(Beginning of Entries supplied)

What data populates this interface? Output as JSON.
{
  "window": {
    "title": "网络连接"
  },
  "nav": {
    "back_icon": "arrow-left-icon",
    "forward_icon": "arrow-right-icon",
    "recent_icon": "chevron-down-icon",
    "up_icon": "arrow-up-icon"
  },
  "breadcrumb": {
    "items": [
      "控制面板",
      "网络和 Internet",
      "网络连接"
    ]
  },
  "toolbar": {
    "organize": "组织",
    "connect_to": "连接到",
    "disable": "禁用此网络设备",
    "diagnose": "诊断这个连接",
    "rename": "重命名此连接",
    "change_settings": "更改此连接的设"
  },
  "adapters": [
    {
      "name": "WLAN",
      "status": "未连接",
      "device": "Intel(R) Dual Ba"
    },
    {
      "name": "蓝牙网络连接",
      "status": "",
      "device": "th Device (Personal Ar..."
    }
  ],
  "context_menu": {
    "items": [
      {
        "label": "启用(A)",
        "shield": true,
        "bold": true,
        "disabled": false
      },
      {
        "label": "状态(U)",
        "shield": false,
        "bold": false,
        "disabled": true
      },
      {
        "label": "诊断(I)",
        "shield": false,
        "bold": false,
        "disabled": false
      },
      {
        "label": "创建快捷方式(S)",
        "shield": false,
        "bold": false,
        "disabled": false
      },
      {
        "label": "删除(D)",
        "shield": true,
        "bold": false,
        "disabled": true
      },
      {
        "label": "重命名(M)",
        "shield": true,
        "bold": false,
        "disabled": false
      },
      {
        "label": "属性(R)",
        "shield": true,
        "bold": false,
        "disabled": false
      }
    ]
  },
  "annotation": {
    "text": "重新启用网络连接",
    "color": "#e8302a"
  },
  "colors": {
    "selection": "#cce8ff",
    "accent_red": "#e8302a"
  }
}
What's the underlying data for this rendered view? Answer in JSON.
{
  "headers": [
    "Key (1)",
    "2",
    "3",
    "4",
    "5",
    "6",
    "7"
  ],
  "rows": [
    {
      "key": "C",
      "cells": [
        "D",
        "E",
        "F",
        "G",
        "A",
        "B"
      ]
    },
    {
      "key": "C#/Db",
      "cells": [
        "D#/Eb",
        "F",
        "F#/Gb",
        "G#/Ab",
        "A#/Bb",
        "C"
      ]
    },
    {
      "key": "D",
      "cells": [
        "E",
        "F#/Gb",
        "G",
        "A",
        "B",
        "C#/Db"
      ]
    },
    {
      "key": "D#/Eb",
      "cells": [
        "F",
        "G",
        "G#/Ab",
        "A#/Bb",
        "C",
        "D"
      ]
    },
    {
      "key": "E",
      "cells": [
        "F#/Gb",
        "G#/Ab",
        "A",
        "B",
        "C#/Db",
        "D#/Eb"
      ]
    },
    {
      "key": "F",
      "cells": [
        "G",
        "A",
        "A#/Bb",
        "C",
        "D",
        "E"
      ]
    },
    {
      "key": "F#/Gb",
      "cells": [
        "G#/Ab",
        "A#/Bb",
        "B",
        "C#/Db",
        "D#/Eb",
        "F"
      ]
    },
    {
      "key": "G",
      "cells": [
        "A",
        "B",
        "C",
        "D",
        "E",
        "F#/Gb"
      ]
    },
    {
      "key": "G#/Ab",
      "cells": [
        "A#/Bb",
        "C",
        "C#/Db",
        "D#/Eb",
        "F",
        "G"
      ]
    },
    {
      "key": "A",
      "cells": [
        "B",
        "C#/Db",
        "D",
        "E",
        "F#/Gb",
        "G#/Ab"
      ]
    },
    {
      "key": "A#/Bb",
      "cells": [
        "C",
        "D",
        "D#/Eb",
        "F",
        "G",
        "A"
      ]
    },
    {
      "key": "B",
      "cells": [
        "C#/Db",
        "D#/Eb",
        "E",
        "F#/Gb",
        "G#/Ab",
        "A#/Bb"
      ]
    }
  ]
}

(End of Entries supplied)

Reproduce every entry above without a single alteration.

Worked solution:
What data populates this interface? Output as JSON.
{
  "window": {
    "title": "网络连接"
  },
  "nav": {
    "back_icon": "arrow-left-icon",
    "forward_icon": "arrow-right-icon",
    "recent_icon": "chevron-down-icon",
    "up_icon": "arrow-up-icon"
  },
  "breadcrumb": {
    "items": [
      "控制面板",
      "网络和 Internet",
      "网络连接"
    ]
  },
  "toolbar": {
    "organize": "组织",
    "connect_to": "连接到",
    "disable": "禁用此网络设备",
    "diagnose": "诊断这个连接",
    "rename": "重命名此连接",
    "change_settings": "更改此连接的设"
  },
  "adapters": [
    {
      "name": "WLAN",
      "status": "未连接",
      "device": "Intel(R) Dual Ba"
    },
    {
      "name": "蓝牙网络连接",
      "status": "",
      "device": "th Device (Personal Ar..."
    }
  ],
  "context_menu": {
    "items": [
      {
        "label": "启用(A)",
        "shield": true,
        "bold": true,
        "disabled": false
      },
      {
        "label": "状态(U)",
        "shield": false,
        "bold": false,
        "disabled": true
      },
      {
        "label": "诊断(I)",
        "shield": false,
        "bold": false,
        "disabled": false
      },
      {
        "label": "创建快捷方式(S)",
        "shield": false,
        "bold": false,
        "disabled": false
      },
      {
        "label": "删除(D)",
        "shield": true,
        "bold": false,
        "disabled": true
      },
      {
        "label": "重命名(M)",
        "shield": true,
        "bold": false,
        "disabled": false
      },
      {
        "label": "属性(R)",
        "shield": true,
        "bold": false,
        "disabled": false
      }
    ]
  },
  "annotation": {
    "text": "重新启用网络连接",
    "color": "#e8302a"
  },
  "colors": {
    "selection": "#cce8ff",
    "accent_red": "#e8302a"
  }
}
What's the underlying data for this rendered view? Answer in JSON.
{
  "headers": [
    "Key (1)",
    "2",
    "3",
    "4",
    "5",
    "6",
    "7"
  ],
  "rows": [
    {
      "key": "C",
      "cells": [
        "D",
        "E",
        "F",
        "G",
        "A",
        "B"
      ]
    },
    {
      "key": "C#/Db",
      "cells": [
        "D#/Eb",
        "F",
        "F#/Gb",
        "G#/Ab",
        "A#/Bb",
        "C"
      ]
    },
    {
      "key": "D",
      "cells": [
        "E",
        "F#/Gb",
        "G",
        "A",
        "B",
        "C#/Db"
      ]
    },
    {
      "key": "D#/Eb",
      "cells": [
        "F",
        "G",
        "G#/Ab",
        "A#/Bb",
        "C",
        "D"
      ]
    },
    {
      "key": "E",
      "cells": [
        "F#/Gb",
        "G#/Ab",
        "A",
        "B",
        "C#/Db",
        "D#/Eb"
      ]
    },
    {
      "key": "F",
      "cells": [
        "G",
        "A",
        "A#/Bb",
        "C",
        "D",
        "E"
      ]
    },
    {
      "key": "F#/Gb",
      "cells": [
        "G#/Ab",
        "A#/Bb",
        "B",
        "C#/Db",
        "D#/Eb",
        "F"
      ]
    },
    {
      "key": "G",
      "cells": [
        "A",
        "B",
        "C",
        "D",
        "E",
        "F#/Gb"
      ]
    },
    {
      "key": "G#/Ab",
      "cells": [
        "A#/Bb",
        "C",
        "C#/Db",
        "D#/Eb",
        "F",
        "G"
      ]
    },
    {
      "key": "A",
      "cells": [
        "B",
        "C#/Db",
        "D",
        "E",
        "F#/Gb",
        "G#/Ab"
      ]
    },
    {
      "key": "A#/Bb",
      "cells": [
        "C",
        "D",
        "D#/Eb",
        "F",
        "G",
        "A"
      ]
    },
    {
      "key": "B",
      "cells": [
        "C#/Db",
        "D#/Eb",
        "E",
        "F#/Gb",
        "G#/Ab",
        "A#/Bb"
      ]
    }
  ]
}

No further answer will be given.